Much emphasis has been given to yoga as a practice of physical postures. While the practice of yoga postures is one of the tools of yoga, classical yoga texts make clear yoga was envisioned as a holistic practice, “engag[ing] all limbs/elements of one’s body.”
Yoga’s holistic model of the human system envisions five interrelated dimensions – the physical body, the breath or energetic body, the intellect, the personality, and emotions. Our yoga practice, if it is to engage all the elements of the body, must touch all dimensions of our system – it is more that just a body focused activity.
Classical yoga texts also describe the purpose of yoga as being the alleviation of something called duhkham, which refers to any kind of pain or suffering, be it physical, mental, emotional, etc. Yoga is to guide us to find a sense of spaciousness or comfort, called sukham. This makes sense as when we suffer, whether it be from fear and anxiety or a herniated disk, the feeling is that of tension, tightness, constriction. When we feel at ease, there is a sense of lightness and openness, of space.
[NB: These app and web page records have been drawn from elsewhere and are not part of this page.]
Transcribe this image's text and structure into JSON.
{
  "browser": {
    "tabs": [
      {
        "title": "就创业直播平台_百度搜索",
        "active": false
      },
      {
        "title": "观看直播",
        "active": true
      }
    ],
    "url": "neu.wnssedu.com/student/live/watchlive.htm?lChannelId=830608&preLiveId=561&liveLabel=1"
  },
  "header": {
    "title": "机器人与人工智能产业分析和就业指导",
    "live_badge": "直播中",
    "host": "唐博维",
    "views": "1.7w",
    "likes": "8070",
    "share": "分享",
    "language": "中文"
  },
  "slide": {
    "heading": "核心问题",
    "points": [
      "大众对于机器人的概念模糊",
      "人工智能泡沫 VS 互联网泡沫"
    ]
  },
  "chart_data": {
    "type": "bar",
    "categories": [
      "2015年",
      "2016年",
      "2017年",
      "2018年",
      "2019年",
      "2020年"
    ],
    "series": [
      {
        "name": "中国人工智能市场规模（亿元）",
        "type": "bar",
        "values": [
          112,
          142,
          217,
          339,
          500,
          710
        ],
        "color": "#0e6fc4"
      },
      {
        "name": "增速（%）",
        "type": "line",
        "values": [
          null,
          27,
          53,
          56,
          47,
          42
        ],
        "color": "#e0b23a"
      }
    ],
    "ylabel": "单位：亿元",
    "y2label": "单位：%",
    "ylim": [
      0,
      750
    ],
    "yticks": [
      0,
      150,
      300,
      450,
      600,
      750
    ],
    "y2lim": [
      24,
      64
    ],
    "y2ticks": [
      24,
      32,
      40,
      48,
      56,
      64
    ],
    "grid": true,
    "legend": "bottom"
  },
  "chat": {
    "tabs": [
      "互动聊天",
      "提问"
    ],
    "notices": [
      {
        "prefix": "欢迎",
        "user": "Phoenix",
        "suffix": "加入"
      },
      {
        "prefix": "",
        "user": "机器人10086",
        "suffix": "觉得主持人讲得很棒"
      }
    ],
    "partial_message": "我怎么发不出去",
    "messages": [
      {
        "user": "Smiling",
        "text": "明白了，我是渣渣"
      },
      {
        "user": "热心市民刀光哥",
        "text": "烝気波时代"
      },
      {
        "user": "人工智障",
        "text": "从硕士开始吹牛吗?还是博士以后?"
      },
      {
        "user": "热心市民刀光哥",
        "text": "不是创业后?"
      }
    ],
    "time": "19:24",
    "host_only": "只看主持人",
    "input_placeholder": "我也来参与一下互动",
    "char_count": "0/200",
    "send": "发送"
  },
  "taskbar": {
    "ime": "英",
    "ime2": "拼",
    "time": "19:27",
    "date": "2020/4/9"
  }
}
The most important yoga text, the Yoga Sutra makes it clear that is through our work with the mind, that we move from suffering to openness. Our work with postures is important in helping us to function with greater comfort in our daily lives, preparing us for meditation, and in giving us a concrete place to start our practice, and develop greater self-awareness. We miss the profound potential of yoga to transform our lives, however, unless we look at ourselves and our practice holistically, using the various tools of yoga applied appropriately for our age, our condition, and our life situation.